TASK TO CARRY OUT: Wherever the string "image" turns up in the data, copy the whole line.

Items from a dataset:

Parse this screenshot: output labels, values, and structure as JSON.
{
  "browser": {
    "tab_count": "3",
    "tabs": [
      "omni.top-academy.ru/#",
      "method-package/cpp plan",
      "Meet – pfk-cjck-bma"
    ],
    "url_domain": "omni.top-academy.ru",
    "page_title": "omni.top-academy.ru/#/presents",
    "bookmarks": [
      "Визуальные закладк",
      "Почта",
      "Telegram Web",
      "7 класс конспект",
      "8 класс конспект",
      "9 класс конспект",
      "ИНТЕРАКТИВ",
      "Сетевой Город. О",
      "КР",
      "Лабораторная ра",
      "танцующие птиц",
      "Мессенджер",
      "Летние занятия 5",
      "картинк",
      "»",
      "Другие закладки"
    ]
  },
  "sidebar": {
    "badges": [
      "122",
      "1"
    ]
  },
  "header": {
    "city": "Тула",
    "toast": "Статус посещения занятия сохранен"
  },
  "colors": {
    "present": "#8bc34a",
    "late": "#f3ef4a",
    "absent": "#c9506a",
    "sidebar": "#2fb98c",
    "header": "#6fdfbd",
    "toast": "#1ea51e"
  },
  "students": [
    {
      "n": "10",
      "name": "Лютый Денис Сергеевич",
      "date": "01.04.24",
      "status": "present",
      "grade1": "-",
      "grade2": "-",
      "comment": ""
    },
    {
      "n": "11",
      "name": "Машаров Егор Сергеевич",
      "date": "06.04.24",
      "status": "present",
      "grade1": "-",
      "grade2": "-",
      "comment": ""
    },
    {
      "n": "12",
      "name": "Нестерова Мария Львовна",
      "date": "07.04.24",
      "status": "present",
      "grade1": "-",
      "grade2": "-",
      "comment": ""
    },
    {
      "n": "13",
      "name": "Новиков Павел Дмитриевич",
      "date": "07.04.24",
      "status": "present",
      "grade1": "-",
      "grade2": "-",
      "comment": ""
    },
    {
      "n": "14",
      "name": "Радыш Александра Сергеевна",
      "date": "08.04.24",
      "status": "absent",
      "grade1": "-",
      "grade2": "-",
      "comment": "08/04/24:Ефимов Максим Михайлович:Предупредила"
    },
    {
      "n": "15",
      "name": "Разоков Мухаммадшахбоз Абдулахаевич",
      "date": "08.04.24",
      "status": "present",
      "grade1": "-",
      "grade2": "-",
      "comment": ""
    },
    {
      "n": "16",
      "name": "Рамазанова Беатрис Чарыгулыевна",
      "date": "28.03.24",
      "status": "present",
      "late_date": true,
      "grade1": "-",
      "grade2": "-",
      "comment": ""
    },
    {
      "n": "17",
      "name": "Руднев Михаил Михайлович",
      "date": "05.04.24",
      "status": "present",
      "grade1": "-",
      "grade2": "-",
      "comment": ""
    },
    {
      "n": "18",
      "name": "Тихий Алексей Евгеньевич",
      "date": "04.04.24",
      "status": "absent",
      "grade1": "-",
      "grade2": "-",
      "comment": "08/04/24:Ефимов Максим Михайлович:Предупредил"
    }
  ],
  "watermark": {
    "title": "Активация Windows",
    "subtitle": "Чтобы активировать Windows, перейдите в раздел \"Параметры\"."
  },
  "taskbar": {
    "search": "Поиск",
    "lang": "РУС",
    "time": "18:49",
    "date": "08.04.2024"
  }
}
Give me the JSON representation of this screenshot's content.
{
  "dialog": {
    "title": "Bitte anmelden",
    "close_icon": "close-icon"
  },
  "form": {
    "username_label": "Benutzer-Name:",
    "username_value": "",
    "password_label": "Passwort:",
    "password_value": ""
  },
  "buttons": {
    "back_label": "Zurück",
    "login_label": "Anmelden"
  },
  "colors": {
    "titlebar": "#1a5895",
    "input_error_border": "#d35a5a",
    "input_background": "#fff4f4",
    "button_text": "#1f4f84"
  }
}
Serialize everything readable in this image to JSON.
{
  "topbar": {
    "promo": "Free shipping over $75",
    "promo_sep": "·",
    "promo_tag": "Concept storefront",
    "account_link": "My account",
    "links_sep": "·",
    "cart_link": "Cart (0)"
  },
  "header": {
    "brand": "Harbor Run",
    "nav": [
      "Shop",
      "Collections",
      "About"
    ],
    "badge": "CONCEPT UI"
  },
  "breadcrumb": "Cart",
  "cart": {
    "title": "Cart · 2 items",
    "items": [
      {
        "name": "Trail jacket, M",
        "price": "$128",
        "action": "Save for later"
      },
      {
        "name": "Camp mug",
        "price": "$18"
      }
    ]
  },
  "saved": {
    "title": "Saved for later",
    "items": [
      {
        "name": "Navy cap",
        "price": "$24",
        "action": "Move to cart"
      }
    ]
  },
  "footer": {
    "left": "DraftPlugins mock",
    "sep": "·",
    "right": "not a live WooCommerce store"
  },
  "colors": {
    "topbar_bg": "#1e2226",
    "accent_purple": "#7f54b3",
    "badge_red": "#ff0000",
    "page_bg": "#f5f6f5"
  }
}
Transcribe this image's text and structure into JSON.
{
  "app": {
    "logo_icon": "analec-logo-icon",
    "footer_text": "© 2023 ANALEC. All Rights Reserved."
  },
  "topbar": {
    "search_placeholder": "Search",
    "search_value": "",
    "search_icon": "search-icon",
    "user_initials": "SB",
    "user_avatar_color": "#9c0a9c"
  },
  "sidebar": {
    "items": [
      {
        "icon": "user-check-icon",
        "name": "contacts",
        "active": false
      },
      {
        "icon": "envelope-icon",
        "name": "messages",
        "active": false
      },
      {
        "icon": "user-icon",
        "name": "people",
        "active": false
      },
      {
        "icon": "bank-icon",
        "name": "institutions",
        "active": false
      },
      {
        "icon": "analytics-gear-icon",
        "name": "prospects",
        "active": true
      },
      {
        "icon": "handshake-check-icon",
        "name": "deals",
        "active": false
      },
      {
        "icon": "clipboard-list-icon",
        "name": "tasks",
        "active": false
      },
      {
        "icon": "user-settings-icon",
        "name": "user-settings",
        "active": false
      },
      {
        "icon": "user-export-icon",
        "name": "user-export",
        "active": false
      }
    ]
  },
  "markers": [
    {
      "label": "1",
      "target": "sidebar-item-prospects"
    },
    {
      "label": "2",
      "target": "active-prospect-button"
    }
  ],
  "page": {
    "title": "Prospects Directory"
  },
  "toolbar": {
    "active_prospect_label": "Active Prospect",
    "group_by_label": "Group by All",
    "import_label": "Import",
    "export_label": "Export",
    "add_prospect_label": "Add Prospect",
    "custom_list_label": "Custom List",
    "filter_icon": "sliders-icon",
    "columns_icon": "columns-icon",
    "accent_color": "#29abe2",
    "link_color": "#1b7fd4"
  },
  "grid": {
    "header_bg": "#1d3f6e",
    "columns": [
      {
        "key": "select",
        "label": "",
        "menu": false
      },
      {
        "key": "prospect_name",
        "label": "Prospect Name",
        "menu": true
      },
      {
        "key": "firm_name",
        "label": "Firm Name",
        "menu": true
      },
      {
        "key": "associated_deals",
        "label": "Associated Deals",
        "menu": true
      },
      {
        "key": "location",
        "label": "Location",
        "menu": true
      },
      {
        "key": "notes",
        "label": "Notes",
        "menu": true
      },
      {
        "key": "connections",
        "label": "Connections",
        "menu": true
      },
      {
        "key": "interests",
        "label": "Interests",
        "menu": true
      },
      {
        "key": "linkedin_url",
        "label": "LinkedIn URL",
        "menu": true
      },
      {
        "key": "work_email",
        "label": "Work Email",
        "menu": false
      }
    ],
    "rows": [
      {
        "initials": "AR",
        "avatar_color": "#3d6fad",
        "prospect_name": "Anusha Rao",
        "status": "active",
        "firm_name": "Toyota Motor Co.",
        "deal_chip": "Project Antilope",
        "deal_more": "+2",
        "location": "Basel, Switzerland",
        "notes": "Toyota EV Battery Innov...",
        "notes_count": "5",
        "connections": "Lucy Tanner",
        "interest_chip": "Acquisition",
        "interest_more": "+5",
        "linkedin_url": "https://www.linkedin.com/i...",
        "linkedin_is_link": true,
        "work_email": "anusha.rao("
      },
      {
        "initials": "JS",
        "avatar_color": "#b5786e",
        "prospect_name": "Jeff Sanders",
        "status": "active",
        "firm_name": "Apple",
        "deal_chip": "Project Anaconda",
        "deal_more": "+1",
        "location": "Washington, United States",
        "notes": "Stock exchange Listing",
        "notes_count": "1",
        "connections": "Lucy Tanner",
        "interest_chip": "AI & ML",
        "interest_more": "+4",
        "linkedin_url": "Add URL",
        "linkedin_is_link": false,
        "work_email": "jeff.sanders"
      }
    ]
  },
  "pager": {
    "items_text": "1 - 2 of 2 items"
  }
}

RESULT BELOW:
Serialize everything readable in this image to JSON.
Transcribe this image's text and structure into JSON.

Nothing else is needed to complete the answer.